This is primarily due to the growing focus on materiality in reporting frameworks and accounting standards, such as the Global Reporting Initiative’s (GRI) G4 guidelines, the International Integrated Reporting Framework and the Sustainability Accounting Standards Board (SASB) in the US.

In addition, new regulation – such as the European Directive on non-financial reporting2- and increasing stock exchange requirements to report environmental, social and governance (ESG) risks3 are leading companies to consider what non-financial information matters and what they should report.

As a result, many companies are looking to revise and update their materiality assessment processes. While many large companies understand the principles of materiality, some struggle to define and implement a robust process. This is reflected in the fact that of the 250 largest companies in the world (by revenue) that define material topics in their sustainability report, 41 percent do not explain the process used and less than half (45 percent) clearly explain how stakeholder input is used to identify material topics.
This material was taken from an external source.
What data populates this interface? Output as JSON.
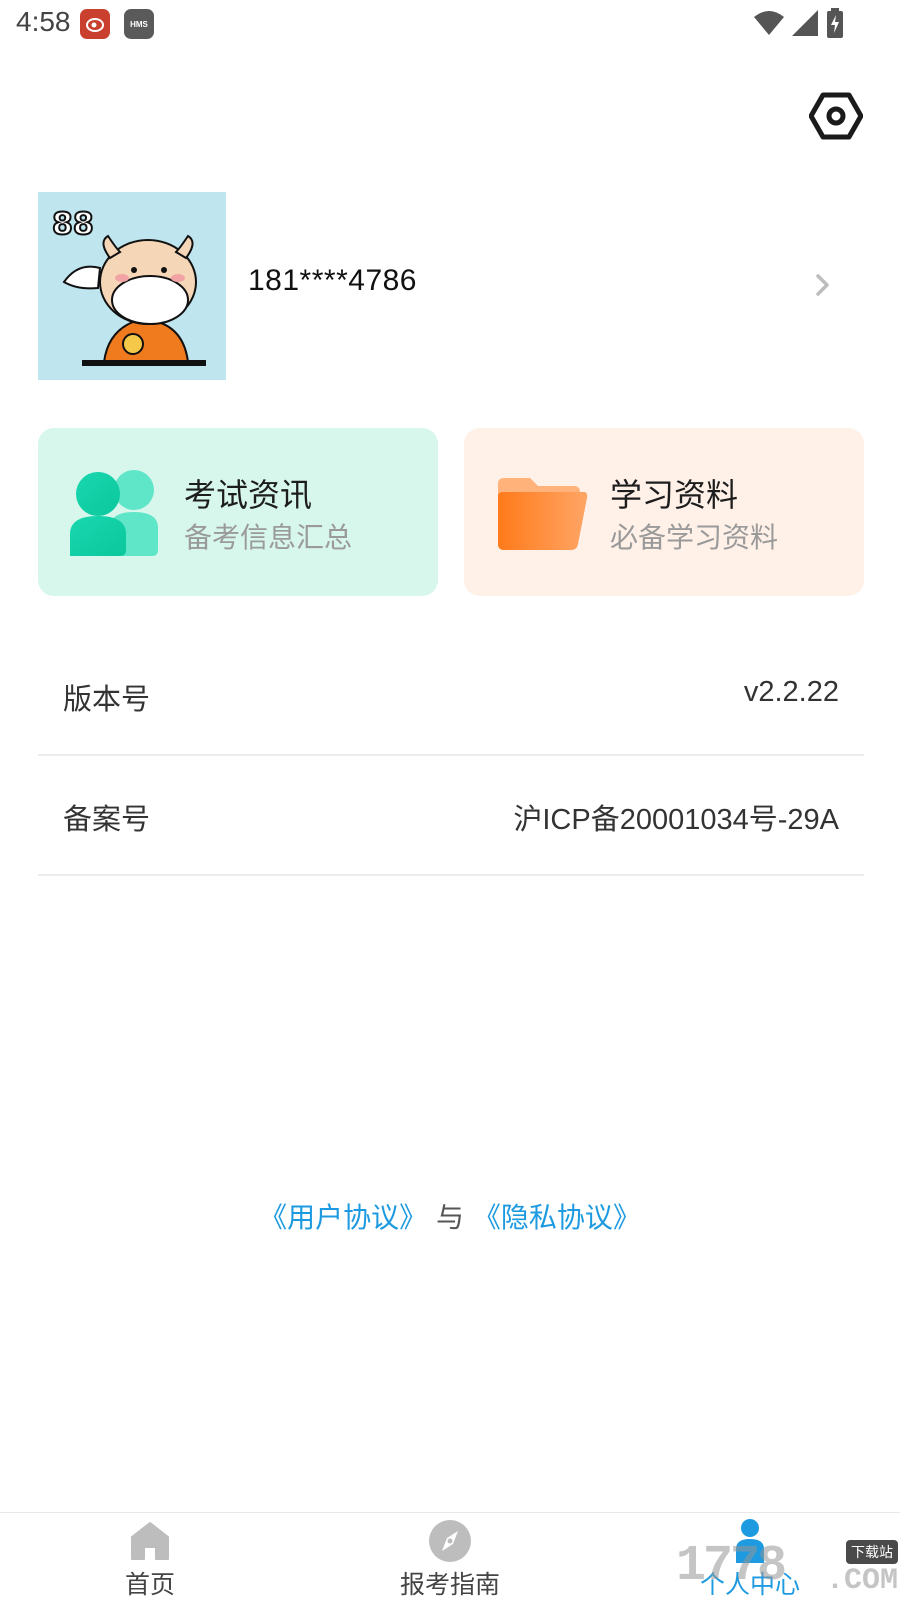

Common challenges with the materiality process include: incorporating and prioritizing stakeholder views, involving senior management, and extending the materiality assessment beyond the company’s own operations, across the value chain.

We believe that in many companies the sustainability materiality process can be significantly improved, better aligned with wider business processes and reported with more clarity.

This paper aims to help companies by providing guidance on the materiality assessment process in the light of recent developments in reporting requirements and advice on overcoming common challenges. We set out the key steps companies need to take to establish a robust process and provide solutions to common challenges.

The paper is written primarily for sustainability professionals, risk managers and those involved in corporate reporting.

We believe that the companies which fully consider how sustainability topics interrelate with their business strategy, and develop sustainability materiality processes that link with the wider enterprise risk management process, will be in a better position to inform investors, regulators and other stakeholders on their environmental, social and governance impacts, risks and opportunities.

Download the report here.